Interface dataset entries
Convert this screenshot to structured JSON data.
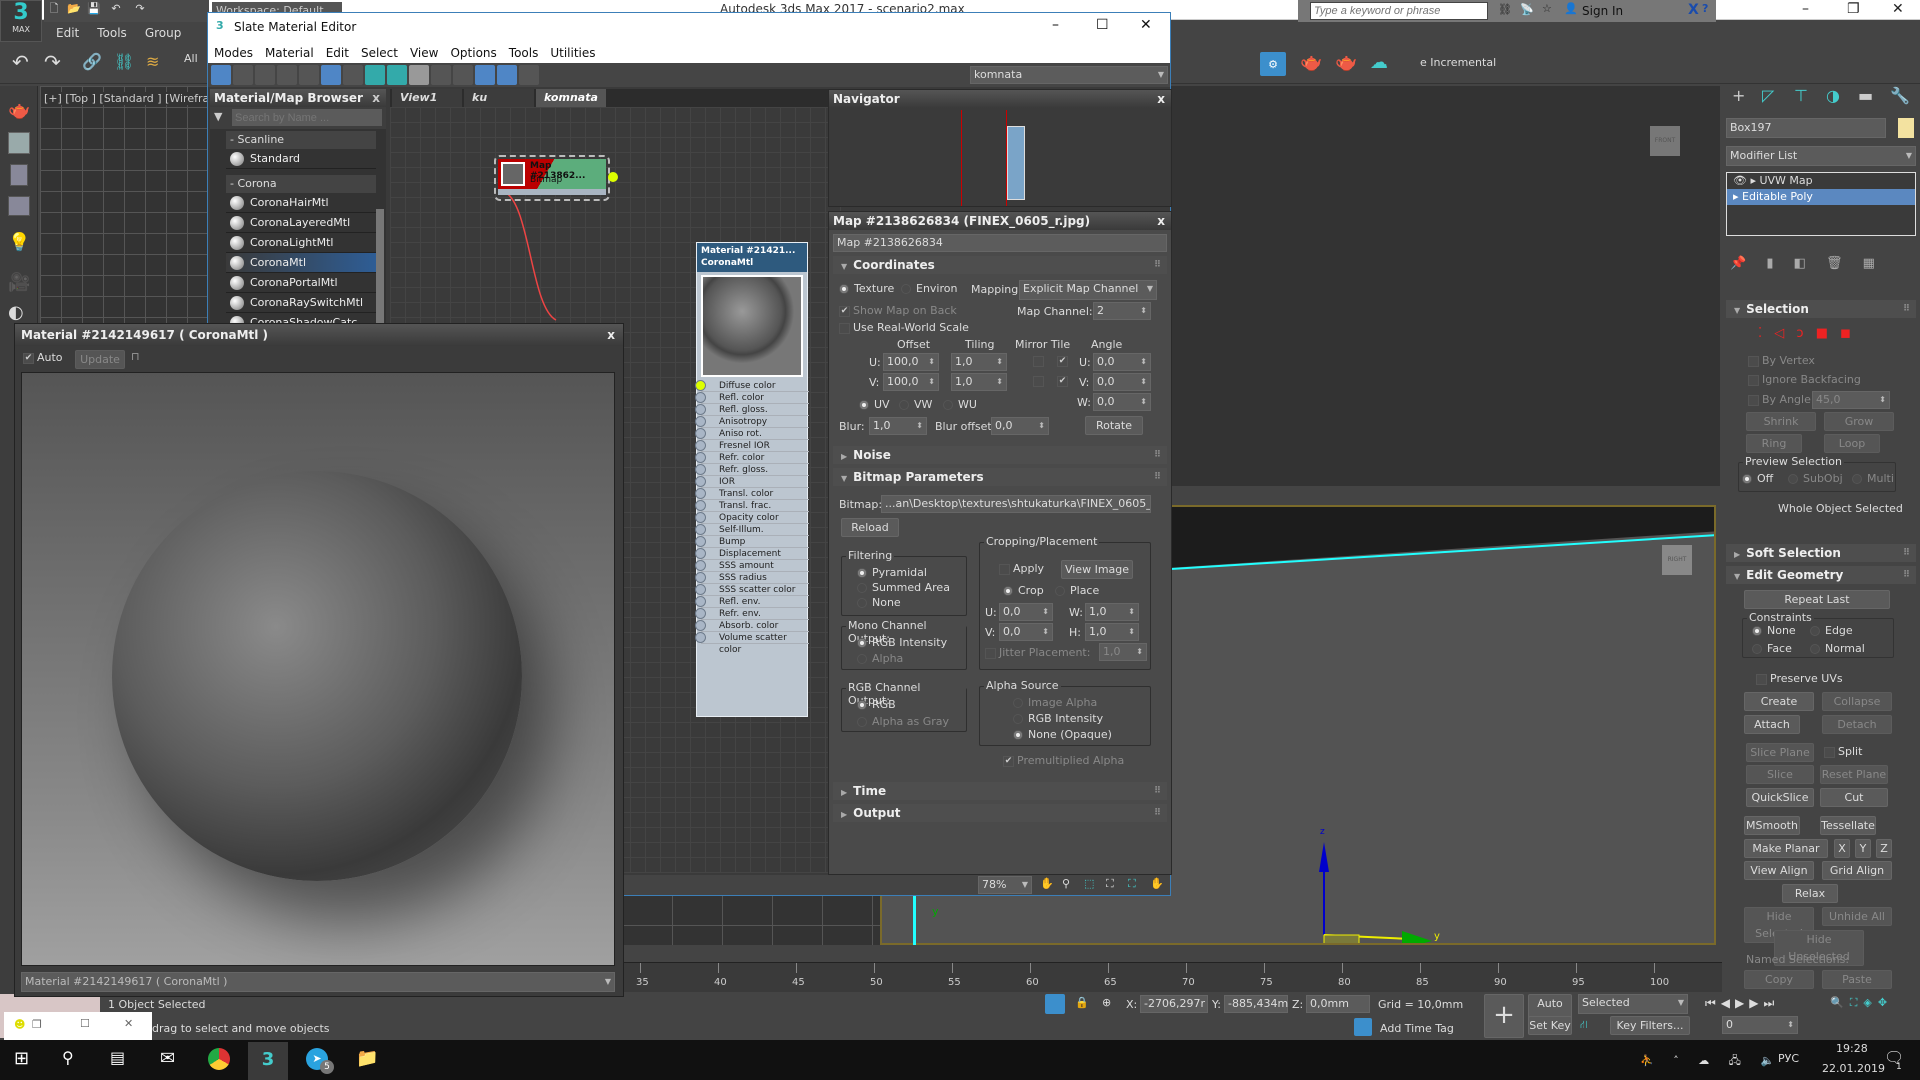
{
  "app": {
    "title": "Autodesk 3ds Max 2017 - scenario2.max",
    "logo_label": "MAX",
    "workspace": "Workspace: Default",
    "menu": [
      "Edit",
      "Tools",
      "Group"
    ],
    "search_placeholder": "Type a keyword or phrase",
    "sign_in": "Sign In",
    "selection_filter": "All",
    "toolbar_overflow": "e Incremental"
  },
  "viewport_top": {
    "label": "[+] [Top ] [Standard ] [Wireframe"
  },
  "viewcube": {
    "front": "FRONT",
    "right": "RIGHT"
  },
  "axis": {
    "x": "x",
    "y": "y",
    "z": "z"
  },
  "slate": {
    "title": "Slate Material Editor",
    "menu": [
      "Modes",
      "Material",
      "Edit",
      "Select",
      "View",
      "Options",
      "Tools",
      "Utilities"
    ],
    "view_dropdown": "komnata",
    "browser": {
      "title": "Material/Map Browser",
      "close": "x",
      "search_placeholder": "Search by Name ...",
      "groups": [
        {
          "name": "- Scanline",
          "items": [
            "Standard"
          ]
        },
        {
          "name": "- Corona",
          "items": [
            "CoronaHairMtl",
            "CoronaLayeredMtl",
            "CoronaLightMtl",
            "CoronaMtl",
            "CoronaPortalMtl",
            "CoronaRaySwitchMtl",
            "CoronaShadowCatc"
          ]
        }
      ],
      "selected": "CoronaMtl"
    },
    "tabs": [
      "View1",
      "ku",
      "komnata"
    ],
    "active_tab": "komnata",
    "map_node": {
      "title": "Map #213862...",
      "type": "Bitmap"
    },
    "mtl_node": {
      "title": "Material #21421...",
      "type": "CoronaMtl",
      "slots": [
        "Diffuse color",
        "Refl. color",
        "Refl. gloss.",
        "Anisotropy",
        "Aniso rot.",
        "Fresnel IOR",
        "Refr. color",
        "Refr. gloss.",
        "IOR",
        "Transl. color",
        "Transl. frac.",
        "Opacity color",
        "Self-Illum.",
        "Bump",
        "Displacement",
        "SSS amount",
        "SSS radius",
        "SSS scatter color",
        "Refl. env.",
        "Refr. env.",
        "Absorb. color",
        "Volume scatter color"
      ]
    },
    "navigator": {
      "title": "Navigator",
      "close": "x"
    },
    "zoom": "78%",
    "params": {
      "title": "Map #2138626834 (FINEX_0605_r.jpg)",
      "close": "x",
      "name": "Map #2138626834",
      "coordinates": {
        "title": "Coordinates",
        "texture": "Texture",
        "environ": "Environ",
        "mapping_label": "Mapping:",
        "mapping": "Explicit Map Channel",
        "show_map_on_back": "Show Map on Back",
        "map_channel_label": "Map Channel:",
        "map_channel": "2",
        "real_world": "Use Real-World Scale",
        "offset": "Offset",
        "tiling": "Tiling",
        "mirror_tile": "Mirror Tile",
        "angle": "Angle",
        "u": "U:",
        "v": "V:",
        "w": "W:",
        "offset_u": "100,0",
        "offset_v": "100,0",
        "tiling_u": "1,0",
        "tiling_v": "1,0",
        "angle_u": "0,0",
        "angle_v": "0,0",
        "angle_w": "0,0",
        "uv": "UV",
        "vw": "VW",
        "wu": "WU",
        "blur_label": "Blur:",
        "blur": "1,0",
        "blur_offset_label": "Blur offset:",
        "blur_offset": "0,0",
        "rotate": "Rotate"
      },
      "noise": "Noise",
      "bitmap": {
        "title": "Bitmap Parameters",
        "bitmap_label": "Bitmap:",
        "path": "...an\\Desktop\\textures\\shtukaturka\\FINEX_0605_r.jpg",
        "reload": "Reload",
        "filtering": "Filtering",
        "filters": [
          "Pyramidal",
          "Summed Area",
          "None"
        ],
        "mono": "Mono Channel Output:",
        "mono_opts": [
          "RGB Intensity",
          "Alpha"
        ],
        "rgb": "RGB Channel Output:",
        "rgb_opts": [
          "RGB",
          "Alpha as Gray"
        ],
        "crop": "Cropping/Placement",
        "apply": "Apply",
        "view_image": "View Image",
        "crop_opt": "Crop",
        "place_opt": "Place",
        "u": "U:",
        "v": "V:",
        "w": "W:",
        "h": "H:",
        "cu": "0,0",
        "cv": "0,0",
        "cw": "1,0",
        "ch": "1,0",
        "jitter": "Jitter Placement:",
        "jitter_val": "1,0",
        "alpha_src": "Alpha Source",
        "alpha_opts": [
          "Image Alpha",
          "RGB Intensity",
          "None (Opaque)"
        ],
        "premult": "Premultiplied Alpha"
      },
      "time": "Time",
      "output": "Output"
    }
  },
  "preview": {
    "title": "Material #2142149617  ( CoronaMtl )",
    "auto": "Auto",
    "update": "Update",
    "dropdown": "Material #2142149617  ( CoronaMtl )",
    "close": "x"
  },
  "command_panel": {
    "object_name": "Box197",
    "object_color": "#f3e2a0",
    "modifier_list": "Modifier List",
    "stack": [
      "UVW Map",
      "Editable Poly"
    ],
    "selection": {
      "title": "Selection",
      "by_vertex": "By Vertex",
      "ignore_backfacing": "Ignore Backfacing",
      "by_angle": "By Angle:",
      "angle": "45,0",
      "shrink": "Shrink",
      "grow": "Grow",
      "ring": "Ring",
      "loop": "Loop",
      "preview": "Preview Selection",
      "off": "Off",
      "subobj": "SubObj",
      "multi": "Multi",
      "status": "Whole Object Selected"
    },
    "soft_selection": "Soft Selection",
    "edit_geometry": {
      "title": "Edit Geometry",
      "repeat_last": "Repeat Last",
      "constraints": "Constraints",
      "none": "None",
      "edge": "Edge",
      "face": "Face",
      "normal": "Normal",
      "preserve_uvs": "Preserve UVs",
      "create": "Create",
      "collapse": "Collapse",
      "attach": "Attach",
      "detach": "Detach",
      "slice_plane": "Slice Plane",
      "split": "Split",
      "slice": "Slice",
      "reset_plane": "Reset Plane",
      "quickslice": "QuickSlice",
      "cut": "Cut",
      "msmooth": "MSmooth",
      "tessellate": "Tessellate",
      "make_planar": "Make Planar",
      "x": "X",
      "y": "Y",
      "z": "Z",
      "view_align": "View Align",
      "grid_align": "Grid Align",
      "relax": "Relax",
      "hide_selected": "Hide Selected",
      "unhide_all": "Unhide All",
      "hide_unselected": "Hide Unselected",
      "named_selections": "Named Selections:",
      "copy": "Copy",
      "paste": "Paste"
    }
  },
  "timeline": {
    "ticks": [
      "35",
      "40",
      "45",
      "50",
      "55",
      "60",
      "65",
      "70",
      "75",
      "80",
      "85",
      "90",
      "95",
      "100"
    ]
  },
  "status": {
    "selected": "1 Object Selected",
    "prompt": "drag to select and move objects",
    "x_label": "X:",
    "x": "-2706,297r",
    "y_label": "Y:",
    "y": "-885,434m",
    "z_label": "Z:",
    "z": "0,0mm",
    "grid": "Grid = 10,0mm",
    "add_time_tag": "Add Time Tag",
    "auto_key": "Auto Key",
    "set_key": "Set Key",
    "key_mode": "Selected",
    "key_filters": "Key Filters...",
    "frame": "0"
  },
  "taskbar": {
    "lang": "РУС",
    "time": "19:28",
    "date": "22.01.2019",
    "telegram_badge": "5",
    "notif_badge": "1"
  }
}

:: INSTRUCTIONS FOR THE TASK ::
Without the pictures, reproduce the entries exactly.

:: COMPLETED TASK ::
Convert this screenshot to structured JSON data.
{
  "app": {
    "title": "Autodesk 3ds Max 2017 - scenario2.max",
    "logo_label": "MAX",
    "workspace": "Workspace: Default",
    "menu": [
      "Edit",
      "Tools",
      "Group"
    ],
    "search_placeholder": "Type a keyword or phrase",
    "sign_in": "Sign In",
    "selection_filter": "All",
    "toolbar_overflow": "e Incremental"
  },
  "viewport_top": {
    "label": "[+] [Top ] [Standard ] [Wireframe"
  },
  "viewcube": {
    "front": "FRONT",
    "right": "RIGHT"
  },
  "axis": {
    "x": "x",
    "y": "y",
    "z": "z"
  },
  "slate": {
    "title": "Slate Material Editor",
    "menu": [
      "Modes",
      "Material",
      "Edit",
      "Select",
      "View",
      "Options",
      "Tools",
      "Utilities"
    ],
    "view_dropdown": "komnata",
    "browser": {
      "title": "Material/Map Browser",
      "close": "x",
      "search_placeholder": "Search by Name ...",
      "groups": [
        {
          "name": "- Scanline",
          "items": [
            "Standard"
          ]
        },
        {
          "name": "- Corona",
          "items": [
            "CoronaHairMtl",
            "CoronaLayeredMtl",
            "CoronaLightMtl",
            "CoronaMtl",
            "CoronaPortalMtl",
            "CoronaRaySwitchMtl",
            "CoronaShadowCatc"
          ]
        }
      ],
      "selected": "CoronaMtl"
    },
    "tabs": [
      "View1",
      "ku",
      "komnata"
    ],
    "active_tab": "komnata",
    "map_node": {
      "title": "Map #213862...",
      "type": "Bitmap"
    },
    "mtl_node": {
      "title": "Material #21421...",
      "type": "CoronaMtl",
      "slots": [
        "Diffuse color",
        "Refl. color",
        "Refl. gloss.",
        "Anisotropy",
        "Aniso rot.",
        "Fresnel IOR",
        "Refr. color",
        "Refr. gloss.",
        "IOR",
        "Transl. color",
        "Transl. frac.",
        "Opacity color",
        "Self-Illum.",
        "Bump",
        "Displacement",
        "SSS amount",
        "SSS radius",
        "SSS scatter color",
        "Refl. env.",
        "Refr. env.",
        "Absorb. color",
        "Volume scatter color"
      ]
    },
    "navigator": {
      "title": "Navigator",
      "close": "x"
    },
    "zoom": "78%",
    "params": {
      "title": "Map #2138626834 (FINEX_0605_r.jpg)",
      "close": "x",
      "name": "Map #2138626834",
      "coordinates": {
        "title": "Coordinates",
        "texture": "Texture",
        "environ": "Environ",
        "mapping_label": "Mapping:",
        "mapping": "Explicit Map Channel",
        "show_map_on_back": "Show Map on Back",
        "map_channel_label": "Map Channel:",
        "map_channel": "2",
        "real_world": "Use Real-World Scale",
        "offset": "Offset",
        "tiling": "Tiling",
        "mirror_tile": "Mirror Tile",
        "angle": "Angle",
        "u": "U:",
        "v": "V:",
        "w": "W:",
        "offset_u": "100,0",
        "offset_v": "100,0",
        "tiling_u": "1,0",
        "tiling_v": "1,0",
        "angle_u": "0,0",
        "angle_v": "0,0",
        "angle_w": "0,0",
        "uv": "UV",
        "vw": "VW",
        "wu": "WU",
        "blur_label": "Blur:",
        "blur": "1,0",
        "blur_offset_label": "Blur offset:",
        "blur_offset": "0,0",
        "rotate": "Rotate"
      },
      "noise": "Noise",
      "bitmap": {
        "title": "Bitmap Parameters",
        "bitmap_label": "Bitmap:",
        "path": "...an\\Desktop\\textures\\shtukaturka\\FINEX_0605_r.jpg",
        "reload": "Reload",
        "filtering": "Filtering",
        "filters": [
          "Pyramidal",
          "Summed Area",
          "None"
        ],
        "mono": "Mono Channel Output:",
        "mono_opts": [
          "RGB Intensity",
          "Alpha"
        ],
        "rgb": "RGB Channel Output:",
        "rgb_opts": [
          "RGB",
          "Alpha as Gray"
        ],
        "crop": "Cropping/Placement",
        "apply": "Apply",
        "view_image": "View Image",
        "crop_opt": "Crop",
        "place_opt": "Place",
        "u": "U:",
        "v": "V:",
        "w": "W:",
        "h": "H:",
        "cu": "0,0",
        "cv": "0,0",
        "cw": "1,0",
        "ch": "1,0",
        "jitter": "Jitter Placement:",
        "jitter_val": "1,0",
        "alpha_src": "Alpha Source",
        "alpha_opts": [
          "Image Alpha",
          "RGB Intensity",
          "None (Opaque)"
        ],
        "premult": "Premultiplied Alpha"
      },
      "time": "Time",
      "output": "Output"
    }
  },
  "preview": {
    "title": "Material #2142149617  ( CoronaMtl )",
    "auto": "Auto",
    "update": "Update",
    "dropdown": "Material #2142149617  ( CoronaMtl )",
    "close": "x"
  },
  "command_panel": {
    "object_name": "Box197",
    "object_color": "#f3e2a0",
    "modifier_list": "Modifier List",
    "stack": [
      "UVW Map",
      "Editable Poly"
    ],
    "selection": {
      "title": "Selection",
      "by_vertex": "By Vertex",
      "ignore_backfacing": "Ignore Backfacing",
      "by_angle": "By Angle:",
      "angle": "45,0",
      "shrink": "Shrink",
      "grow": "Grow",
      "ring": "Ring",
      "loop": "Loop",
      "preview": "Preview Selection",
      "off": "Off",
      "subobj": "SubObj",
      "multi": "Multi",
      "status": "Whole Object Selected"
    },
    "soft_selection": "Soft Selection",
    "edit_geometry": {
      "title": "Edit Geometry",
      "repeat_last": "Repeat Last",
      "constraints": "Constraints",
      "none": "None",
      "edge": "Edge",
      "face": "Face",
      "normal": "Normal",
      "preserve_uvs": "Preserve UVs",
      "create": "Create",
      "collapse": "Collapse",
      "attach": "Attach",
      "detach": "Detach",
      "slice_plane": "Slice Plane",
      "split": "Split",
      "slice": "Slice",
      "reset_plane": "Reset Plane",
      "quickslice": "QuickSlice",
      "cut": "Cut",
      "msmooth": "MSmooth",
      "tessellate": "Tessellate",
      "make_planar": "Make Planar",
      "x": "X",
      "y": "Y",
      "z": "Z",
      "view_align": "View Align",
      "grid_align": "Grid Align",
      "relax": "Relax",
      "hide_selected": "Hide Selected",
      "unhide_all": "Unhide All",
      "hide_unselected": "Hide Unselected",
      "named_selections": "Named Selections:",
      "copy": "Copy",
      "paste": "Paste"
    }
  },
  "timeline": {
    "ticks": [
      "35",
      "40",
      "45",
      "50",
      "55",
      "60",
      "65",
      "70",
      "75",
      "80",
      "85",
      "90",
      "95",
      "100"
    ]
  },
  "status": {
    "selected": "1 Object Selected",
    "prompt": "drag to select and move objects",
    "x_label": "X:",
    "x": "-2706,297r",
    "y_label": "Y:",
    "y": "-885,434m",
    "z_label": "Z:",
    "z": "0,0mm",
    "grid": "Grid = 10,0mm",
    "add_time_tag": "Add Time Tag",
    "auto_key": "Auto Key",
    "set_key": "Set Key",
    "key_mode": "Selected",
    "key_filters": "Key Filters...",
    "frame": "0"
  },
  "taskbar": {
    "lang": "РУС",
    "time": "19:28",
    "date": "22.01.2019",
    "telegram_badge": "5",
    "notif_badge": "1"
  }
}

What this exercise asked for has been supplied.